**PROBLEM TO WORK ON**
Reproduce the records below exactly as they are written.
EXERCISE INPUT: Begin
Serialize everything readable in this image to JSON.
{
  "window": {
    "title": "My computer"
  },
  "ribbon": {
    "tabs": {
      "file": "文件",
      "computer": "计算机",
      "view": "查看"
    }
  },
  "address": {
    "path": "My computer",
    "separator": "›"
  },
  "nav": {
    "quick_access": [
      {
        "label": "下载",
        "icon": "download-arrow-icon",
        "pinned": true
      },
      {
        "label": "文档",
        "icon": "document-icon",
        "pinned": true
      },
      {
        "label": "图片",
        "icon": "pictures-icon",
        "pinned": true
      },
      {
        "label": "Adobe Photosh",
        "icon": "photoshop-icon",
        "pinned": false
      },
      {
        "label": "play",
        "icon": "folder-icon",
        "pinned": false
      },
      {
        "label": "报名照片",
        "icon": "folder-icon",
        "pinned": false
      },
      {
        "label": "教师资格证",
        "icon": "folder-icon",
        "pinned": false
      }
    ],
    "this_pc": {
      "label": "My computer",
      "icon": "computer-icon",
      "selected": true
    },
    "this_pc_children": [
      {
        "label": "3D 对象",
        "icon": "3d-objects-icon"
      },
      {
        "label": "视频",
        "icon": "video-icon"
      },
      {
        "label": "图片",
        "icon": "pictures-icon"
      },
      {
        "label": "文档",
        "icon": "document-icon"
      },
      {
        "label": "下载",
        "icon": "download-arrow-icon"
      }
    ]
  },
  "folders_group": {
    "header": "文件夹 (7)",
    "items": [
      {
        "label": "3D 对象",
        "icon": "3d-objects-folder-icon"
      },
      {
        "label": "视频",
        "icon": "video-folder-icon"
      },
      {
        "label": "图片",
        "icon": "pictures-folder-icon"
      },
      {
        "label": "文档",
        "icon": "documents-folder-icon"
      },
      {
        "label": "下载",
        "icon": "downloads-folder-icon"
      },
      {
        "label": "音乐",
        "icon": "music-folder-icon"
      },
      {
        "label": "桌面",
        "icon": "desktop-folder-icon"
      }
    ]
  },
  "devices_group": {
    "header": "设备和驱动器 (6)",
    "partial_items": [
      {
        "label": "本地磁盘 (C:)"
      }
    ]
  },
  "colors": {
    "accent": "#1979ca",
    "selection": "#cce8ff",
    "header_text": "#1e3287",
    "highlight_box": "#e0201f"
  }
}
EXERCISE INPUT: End
**EXPECTED ANSWER**
Serialize everything readable in this image to JSON.
{
  "window": {
    "title": "My computer"
  },
  "ribbon": {
    "tabs": {
      "file": "文件",
      "computer": "计算机",
      "view": "查看"
    }
  },
  "address": {
    "path": "My computer",
    "separator": "›"
  },
  "nav": {
    "quick_access": [
      {
        "label": "下载",
        "icon": "download-arrow-icon",
        "pinned": true
      },
      {
        "label": "文档",
        "icon": "document-icon",
        "pinned": true
      },
      {
        "label": "图片",
        "icon": "pictures-icon",
        "pinned": true
      },
      {
        "label": "Adobe Photosh",
        "icon": "photoshop-icon",
        "pinned": false
      },
      {
        "label": "play",
        "icon": "folder-icon",
        "pinned": false
      },
      {
        "label": "报名照片",
        "icon": "folder-icon",
        "pinned": false
      },
      {
        "label": "教师资格证",
        "icon": "folder-icon",
        "pinned": false
      }
    ],
    "this_pc": {
      "label": "My computer",
      "icon": "computer-icon",
      "selected": true
    },
    "this_pc_children": [
      {
        "label": "3D 对象",
        "icon": "3d-objects-icon"
      },
      {
        "label": "视频",
        "icon": "video-icon"
      },
      {
        "label": "图片",
        "icon": "pictures-icon"
      },
      {
        "label": "文档",
        "icon": "document-icon"
      },
      {
        "label": "下载",
        "icon": "download-arrow-icon"
      }
    ]
  },
  "folders_group": {
    "header": "文件夹 (7)",
    "items": [
      {
        "label": "3D 对象",
        "icon": "3d-objects-folder-icon"
      },
      {
        "label": "视频",
        "icon": "video-folder-icon"
      },
      {
        "label": "图片",
        "icon": "pictures-folder-icon"
      },
      {
        "label": "文档",
        "icon": "documents-folder-icon"
      },
      {
        "label": "下载",
        "icon": "downloads-folder-icon"
      },
      {
        "label": "音乐",
        "icon": "music-folder-icon"
      },
      {
        "label": "桌面",
        "icon": "desktop-folder-icon"
      }
    ]
  },
  "devices_group": {
    "header": "设备和驱动器 (6)",
    "partial_items": [
      {
        "label": "本地磁盘 (C:)"
      }
    ]
  },
  "colors": {
    "accent": "#1979ca",
    "selection": "#cce8ff",
    "header_text": "#1e3287",
    "highlight_box": "#e0201f"
  }
}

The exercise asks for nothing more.